Friday, February 19, 2010

The Beast Called Entrepreneur

I just read a blog entry by Fred Wilson, a blogging venture capitalist from New York, on his discussion with a Wharton Professor on the qualities of entrepreneurship. Usually, I read Fred's blog for grins and giggles, and don't think much of it. But today, it really stuck in my craw. Why?

As someone standing on the crossroads of a (hopefully) impending employment decision, I'm faced with a breadth of options, from joining the largest of the large companies and making my way through the organizational quagmire, but nonetheless, having precious little concern that my weekly food pellet in the form of a check will hit my bank account. Or, I could join where food is dispensed with less consistency, but the flavor of the organizational angst couldn't be more distinct. The work at each are different. The salaries are different. The word "bonus" at one implies "regular income delivered annually" while at the other it means "pipe dream, as likely to appear as a yeti."

There are about 100 decision points associated with opting for one instead of the other. And, I weigh them every day these days.

But, Fred's premise is that there is such a creature known as an entrepreneur for whom this decision doesn't exist. He or she cannot help but deploy their skillset in high risk environments of reasonably anarchy. He or she has an unfailing hubris in themselves and their abilities. He or she also possesses such skills as charisma, likeability, passion, vision, etc.

Here's where I have the problem: I am an entrepreneur. This last job experience, I think, proves I have the stomach for more risk in my work life and more unmitigated stupid than is sane to absorb. But, I clearly am also faced with what is a real decision point - between big and small - and my entrepreneurial nature is not forcing that choice for me. It's opening up the small option, but not closing the big. So, I firmly believe that these definitions of entrepreneur fall short, inasmuch as they exclude rational folks like me that walk the line.

I've worked with Fred Wilson's entrepreneur creature. They tend to suffer from an aggrandized sense of self. They tend to be over-optimistic. They tend to discount or mold reality to meet their needs. They tend to be the ones who will max out their credit cards to buy servers, and then ask you for $5m in investment. Because that's the person you want to trust with millions of dollars. The one who can't manage a Mastercard.

That person isn't an entrepreneur. That person is a modern day, nerdier version of the mythical hero whose template goes back to the Illiad. Achilles. Napoleon. Spartacus. Robin Hood. We love to bet on these folks because they make excellent movie plots in our minds, with easy secondary roles for Xena, Warrior Princess. No one wants to back George Bailey. He's too consistent. To boring. He isn't selling you the snake oil of his dreams. But, these creatures are less entrepreneurs, in my mind, and more "people without the interpersonal abilities (disabilities) that make large organizational life possible." So many are startup people because the large company option simply isn't open to them.

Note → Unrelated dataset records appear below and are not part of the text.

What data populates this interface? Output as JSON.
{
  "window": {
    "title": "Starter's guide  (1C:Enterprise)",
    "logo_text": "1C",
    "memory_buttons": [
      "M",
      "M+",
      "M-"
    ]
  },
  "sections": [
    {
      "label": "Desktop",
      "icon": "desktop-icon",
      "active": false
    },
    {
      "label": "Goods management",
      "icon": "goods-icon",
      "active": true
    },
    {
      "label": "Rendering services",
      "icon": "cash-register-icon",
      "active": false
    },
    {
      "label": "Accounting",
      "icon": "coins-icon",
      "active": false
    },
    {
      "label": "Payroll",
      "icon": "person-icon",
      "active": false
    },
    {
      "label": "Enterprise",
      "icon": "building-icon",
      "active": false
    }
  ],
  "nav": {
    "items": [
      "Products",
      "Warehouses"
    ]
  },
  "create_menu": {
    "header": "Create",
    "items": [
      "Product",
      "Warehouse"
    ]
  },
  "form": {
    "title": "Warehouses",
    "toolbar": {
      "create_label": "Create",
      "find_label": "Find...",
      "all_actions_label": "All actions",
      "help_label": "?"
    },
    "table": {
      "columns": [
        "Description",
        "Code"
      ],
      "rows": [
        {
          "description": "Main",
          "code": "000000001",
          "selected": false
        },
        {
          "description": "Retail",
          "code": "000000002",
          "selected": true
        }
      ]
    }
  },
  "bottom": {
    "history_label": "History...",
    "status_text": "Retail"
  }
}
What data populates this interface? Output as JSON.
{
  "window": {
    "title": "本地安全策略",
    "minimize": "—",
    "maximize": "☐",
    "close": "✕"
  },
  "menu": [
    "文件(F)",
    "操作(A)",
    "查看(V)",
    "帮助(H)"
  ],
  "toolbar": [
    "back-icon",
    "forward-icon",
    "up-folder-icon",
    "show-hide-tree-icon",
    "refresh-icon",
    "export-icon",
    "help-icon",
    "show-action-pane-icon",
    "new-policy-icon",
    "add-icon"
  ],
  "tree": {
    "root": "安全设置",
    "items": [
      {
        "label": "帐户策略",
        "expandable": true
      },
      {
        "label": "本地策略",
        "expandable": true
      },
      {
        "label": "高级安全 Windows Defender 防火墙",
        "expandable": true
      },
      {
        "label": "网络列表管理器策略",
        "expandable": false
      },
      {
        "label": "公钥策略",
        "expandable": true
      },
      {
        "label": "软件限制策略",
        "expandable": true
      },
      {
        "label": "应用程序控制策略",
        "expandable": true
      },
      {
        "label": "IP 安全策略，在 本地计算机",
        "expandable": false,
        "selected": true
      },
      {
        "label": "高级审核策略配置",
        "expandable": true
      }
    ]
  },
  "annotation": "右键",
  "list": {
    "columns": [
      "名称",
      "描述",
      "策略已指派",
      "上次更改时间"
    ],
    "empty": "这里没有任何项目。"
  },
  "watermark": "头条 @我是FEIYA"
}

What is a real entrepreneur? It's someone who can withstand the risk of inconsistent food pellets, and has the drive and stamina to significant amounts of work towards a goal. Period.

1 comment:

Priya said...

this is your best written post ever! mark it as best of thong charm. also i completely agree with everything you said.